Looking ilp the Missouri river to a poiut abont eight miles above the fort, oiio secti a litÜe islaud, 01' sniicl-laïi wliicli is known as Bimtt-l3oat island, StóaÜge as it niay appéaf; tliiS ituügtliflcnut ftoiidbar was the scène of one of the bloodiest tragedies tliat ever stained the pages of our frontier history. A recital of tlie details even now chills the niarrow of my bones. It was in the year 18fi8 that a party of eighteen persons, embracing men, women, and children, loft the Territory of Montana, well supplied with gold-dust, whieh tlioy had been fortúnate enongh to eolleot in the mines during theiï ojouni of several years in that Teïritory. They littd in the party nbout $150,000., Ëittbiitkilig itl & Mitckiüatt bont at Fort Ëcnton, they fioated down the muddy torrent called the Missouri river to Fort Berthold, an Indian trading-post and ageney. Here theylanded, and remained severa! days for the purböSe óf refitting, aild also becnltse they hád been advised tiiat With the Sioü'x was beiilg waged bV the Government, which rendered it dangerous to pass down the river. Bilt they lieeame inipatient of the delay at Berthold, and also were suspicious of the motives of the t nulcis who advised them not to proceed. It was intimated to them that the traders wislied them to reniain in order that they might make money out of them, their cuatom being yaluable. They launched their boat agaill. lívcl'y Ulan was Hrmed, uiid i good ïnarksmiiii. A siilall bfass camión, called a swivel, Was placed ih the bow of the bont. The gold-dust was put away into little drawers and boxes, built in tho boat under the seats aud in the bow and stern. During the first night and day all went well, and no Indiana were seen. The party camped on shore, and hauled up the boat on dry land. On the second day, in the afternoon, they liad passed the raouth of the Squaro ButtAe cïeekj twelre mile abote Fort Lincoln. The curreut is very rapid here, as everywhel'e on the Missouri. A mile or two lower down a horseman was seen olí a bluff on the east bank of the river, which circumstance aroused the party in the boat to attention. Tliere seemed to be nothing for them to do, however, but to float on down tlie river and to keop their powder dry ; and this thoy did. They had now arrived abreast of a strip of wood from which was poiu-ed a volley of rifle-bullete, and from which issuod tlie the yells of a party of j Iudians. Some of these shote stntck the i boat, but nobody was killed or seriously hurt, in conscqucnce of the distance of tlie boat from shore.
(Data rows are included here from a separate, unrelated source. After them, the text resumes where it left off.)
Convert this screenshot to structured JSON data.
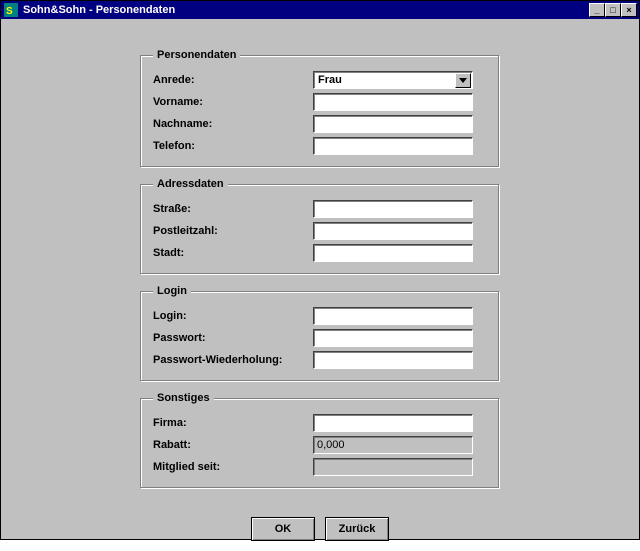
{
  "window": {
    "title": "Sohn&Sohn - Personendaten"
  },
  "groups": {
    "person": {
      "legend": "Personendaten",
      "salutation_label": "Anrede:",
      "salutation_value": "Frau",
      "firstname_label": "Vorname:",
      "firstname_value": "",
      "lastname_label": "Nachname:",
      "lastname_value": "",
      "phone_label": "Telefon:",
      "phone_value": ""
    },
    "address": {
      "legend": "Adressdaten",
      "street_label": "Straße:",
      "street_value": "",
      "zip_label": "Postleitzahl:",
      "zip_value": "",
      "city_label": "Stadt:",
      "city_value": ""
    },
    "login": {
      "legend": "Login",
      "login_label": "Login:",
      "login_value": "",
      "password_label": "Passwort:",
      "password_value": "",
      "password_repeat_label": "Passwort-Wiederholung:",
      "password_repeat_value": ""
    },
    "misc": {
      "legend": "Sonstiges",
      "company_label": "Firma:",
      "company_value": "",
      "discount_label": "Rabatt:",
      "discount_value": "0,000",
      "member_since_label": "Mitglied seit:",
      "member_since_value": ""
    }
  },
  "buttons": {
    "ok": "OK",
    "back": "Zurück"
  }
}
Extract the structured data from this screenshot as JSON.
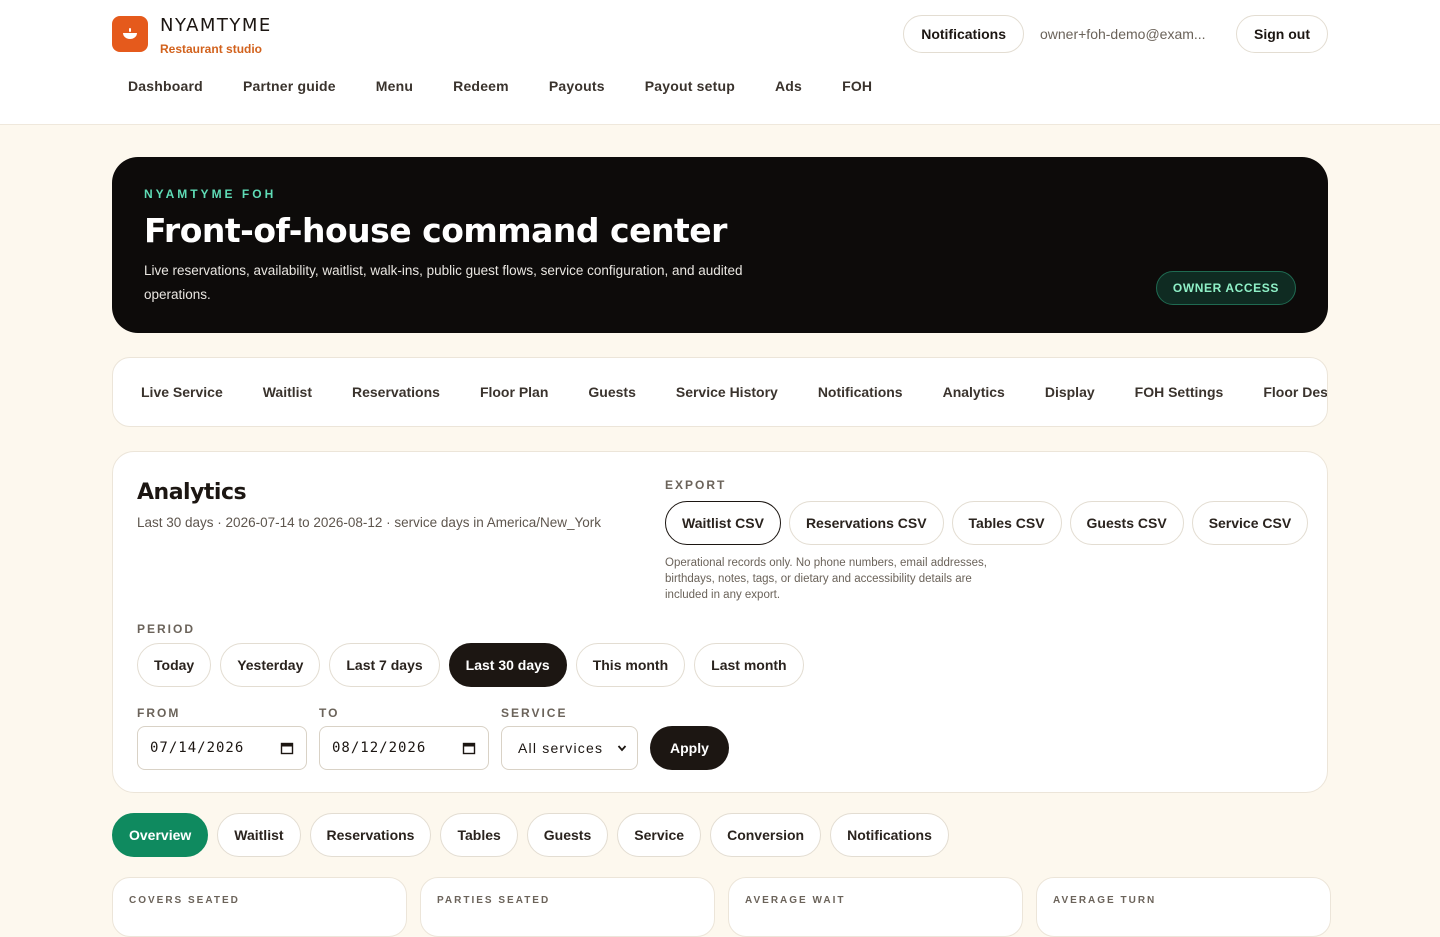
{
  "brand": {
    "name": "NYAMTYME",
    "subtitle": "Restaurant studio"
  },
  "header": {
    "notifications_label": "Notifications",
    "user_email": "owner+foh-demo@exam...",
    "sign_out_label": "Sign out"
  },
  "main_nav": [
    "Dashboard",
    "Partner guide",
    "Menu",
    "Redeem",
    "Payouts",
    "Payout setup",
    "Ads",
    "FOH"
  ],
  "hero": {
    "eyebrow": "NYAMTYME FOH",
    "title": "Front-of-house command center",
    "description": "Live reservations, availability, waitlist, walk-ins, public guest flows, service configuration, and audited operations.",
    "badge": "OWNER ACCESS"
  },
  "foh_tabs": [
    "Live Service",
    "Waitlist",
    "Reservations",
    "Floor Plan",
    "Guests",
    "Service History",
    "Notifications",
    "Analytics",
    "Display",
    "FOH Settings",
    "Floor Designer"
  ],
  "analytics": {
    "title": "Analytics",
    "subtitle": "Last 30 days · 2026-07-14 to 2026-08-12 · service days in America/New_York",
    "export": {
      "label": "EXPORT",
      "buttons": [
        "Waitlist CSV",
        "Reservations CSV",
        "Tables CSV",
        "Guests CSV",
        "Service CSV"
      ],
      "note": "Operational records only. No phone numbers, email addresses, birthdays, notes, tags, or dietary and accessibility details are included in any export."
    },
    "period": {
      "label": "PERIOD",
      "options": [
        "Today",
        "Yesterday",
        "Last 7 days",
        "Last 30 days",
        "This month",
        "Last month"
      ],
      "selected": "Last 30 days"
    },
    "filters": {
      "from_label": "FROM",
      "from_value": "07/14/2026",
      "to_label": "TO",
      "to_value": "08/12/2026",
      "service_label": "SERVICE",
      "service_value": "All services",
      "apply_label": "Apply"
    }
  },
  "sub_tabs": {
    "items": [
      "Overview",
      "Waitlist",
      "Reservations",
      "Tables",
      "Guests",
      "Service",
      "Conversion",
      "Notifications"
    ],
    "active": "Overview"
  },
  "stat_cards": [
    "COVERS SEATED",
    "PARTIES SEATED",
    "AVERAGE WAIT",
    "AVERAGE TURN"
  ],
  "colors": {
    "accent": "#e55a1c",
    "dark": "#1c1612",
    "green": "#0f8a5f",
    "background": "#fdf8ee"
  },
  "icons": {
    "logo": "bowl-icon",
    "date_picker": "calendar-icon",
    "select": "chevron-down-icon"
  }
}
It was not intonded by the Indiaas that this volley shonld have any other effect than tliat of driving the boat over toward the sand-bar and western bank of the rivor, whieh, unhap2DÍly, was effected with the precisión and thoroughness of all Indinn stratagems. The boat was rowed rajMdly over toward the sand-bar, on which not a living thingcould be seen. It seemed to be but a few inches above the level o the river, and I am told that the Indians who lay thero in ambush were almost entirely covered with sand, and, consequently, invisible. The boat had arrived within a few yards of the sand-bar, and the party probably had the intention of landing and repairing any damage to the boat that may havo been inflicted by the volley from the eastern bank. "When they had approached so near the bar that to recede or sheer off was impossible, the Sioux who were covered with smul ntised their heads, aimed their rifles, and fired a fatal volley into tlie passengers on the little Mackinaw boat. Nearly all were killed or wounded at the first volley. The men in the boat succeeded in fiiüng off tlie swivel once or twice, and those who were not too badly wounded kept at the figlit as long as sh-cngtli lasted, but they were finally killed to the last soul - not one remained to teil the story. Thé boat was dragged ashore by the Indians, and all that they considered valuable was taken from the bodies and the boat.


Old News
Michigan Argus